With my Dolby Digital performance curiosity satisfied, I wanted to move on to DTS testing. I don’t know about you but I’ve got a lot fewer DTS discs in my collection than Dolby Digital, I do however have a favorite. Master and Commander is one of those rare discs that have a fantastic soundtrack, that doesn’t involve any motorcycles missiles or laser beams. With an obviously superior soundtrack to the previous films mentioned, it was odd that the scene I was most impressed with starts with complete silence. In chapter 4, right between the flash of cannon fire in the fog from the Acheron to the time Capt. Aubrey yells “Down! All hands Down!” there is near silence. From that point on the AVR-330 showed no sign of weakness portraying the deck of the Surprise being shattered by the cannon fire. This kind of dynamics is impressive in any receiver especially in one that retails at $699.00.

Overall, I was really impressed at what the AVR 330 had to offer. It’s a solid value for its price range and would likely satisfy most home theater aficionados. Was it perfect? No. The remote isn’t fully backlit and the buttons are on the small side, but hey that’s what universal remotes are for right? Another minor annoyance was the EZ-Set feature, which basically plays test tones and a microphone in the remote checks volume level and adjusts the channel level accordingly. I got mixed results with this feature. Two out of three tries I got worse results than I could have achieved tuning by ear. It might be useful for a quick setup, but I’d still recommend using a SPL meter to dial in the final settings.

So in closing, if you’re looking for a decent, entry to mid level, surround sound receiver that won’t break the bank, yet offers current surround sound decoding modes, the Harman Kardon AVR-330 is definitely worth a listen.



Posted by Bryan Greenway | | Filed Under Reviews, Surround Receiver Reviews


Comments

  • jr

    I have a new HK, hooked it up and the sound is muffuled. Vole knob won’t work on receivers. Volume is all the way up on TV and it sounds like its only half way.
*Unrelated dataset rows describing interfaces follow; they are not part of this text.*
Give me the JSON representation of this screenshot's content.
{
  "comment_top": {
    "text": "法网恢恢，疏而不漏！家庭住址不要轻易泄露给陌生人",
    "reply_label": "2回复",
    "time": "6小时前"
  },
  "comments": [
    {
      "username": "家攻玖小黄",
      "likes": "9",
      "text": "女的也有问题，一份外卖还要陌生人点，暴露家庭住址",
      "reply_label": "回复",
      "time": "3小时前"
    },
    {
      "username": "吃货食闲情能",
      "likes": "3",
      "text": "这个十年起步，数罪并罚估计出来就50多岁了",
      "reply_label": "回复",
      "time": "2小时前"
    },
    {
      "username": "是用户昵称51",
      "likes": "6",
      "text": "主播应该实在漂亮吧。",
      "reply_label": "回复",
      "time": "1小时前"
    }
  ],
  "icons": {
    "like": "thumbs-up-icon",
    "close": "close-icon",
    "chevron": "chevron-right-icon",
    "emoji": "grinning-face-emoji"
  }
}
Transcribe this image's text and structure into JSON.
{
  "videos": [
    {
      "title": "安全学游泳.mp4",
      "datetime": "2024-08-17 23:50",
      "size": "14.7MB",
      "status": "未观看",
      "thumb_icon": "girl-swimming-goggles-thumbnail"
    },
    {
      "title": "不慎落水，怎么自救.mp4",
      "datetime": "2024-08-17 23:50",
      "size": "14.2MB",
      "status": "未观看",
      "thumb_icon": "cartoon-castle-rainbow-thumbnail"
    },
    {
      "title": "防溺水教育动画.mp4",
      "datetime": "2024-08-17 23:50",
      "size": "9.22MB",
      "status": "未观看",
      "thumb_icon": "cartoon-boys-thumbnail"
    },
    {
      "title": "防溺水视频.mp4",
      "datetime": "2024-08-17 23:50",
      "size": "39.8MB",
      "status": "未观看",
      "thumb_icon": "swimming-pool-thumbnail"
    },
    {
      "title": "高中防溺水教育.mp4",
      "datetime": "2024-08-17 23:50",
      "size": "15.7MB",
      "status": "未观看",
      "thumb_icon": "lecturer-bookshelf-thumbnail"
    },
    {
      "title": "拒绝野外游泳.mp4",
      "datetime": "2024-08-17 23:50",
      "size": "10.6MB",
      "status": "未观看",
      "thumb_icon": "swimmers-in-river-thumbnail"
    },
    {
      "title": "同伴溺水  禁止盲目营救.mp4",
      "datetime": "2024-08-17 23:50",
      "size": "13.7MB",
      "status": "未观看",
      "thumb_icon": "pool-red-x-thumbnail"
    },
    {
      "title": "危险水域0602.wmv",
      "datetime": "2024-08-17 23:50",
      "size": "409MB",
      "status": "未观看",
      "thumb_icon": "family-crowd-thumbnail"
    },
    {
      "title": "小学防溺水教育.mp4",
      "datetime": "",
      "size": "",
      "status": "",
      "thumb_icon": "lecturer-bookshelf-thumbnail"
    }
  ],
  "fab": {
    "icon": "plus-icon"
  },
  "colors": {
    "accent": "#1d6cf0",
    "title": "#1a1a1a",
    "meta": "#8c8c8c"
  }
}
Please help****

  • jr

    I have a new HK, hooked it up and the sound is muffuled. Vole knob won’t work on receivers. Volume is all the way up on TV and it sounds like its only half way. Please help****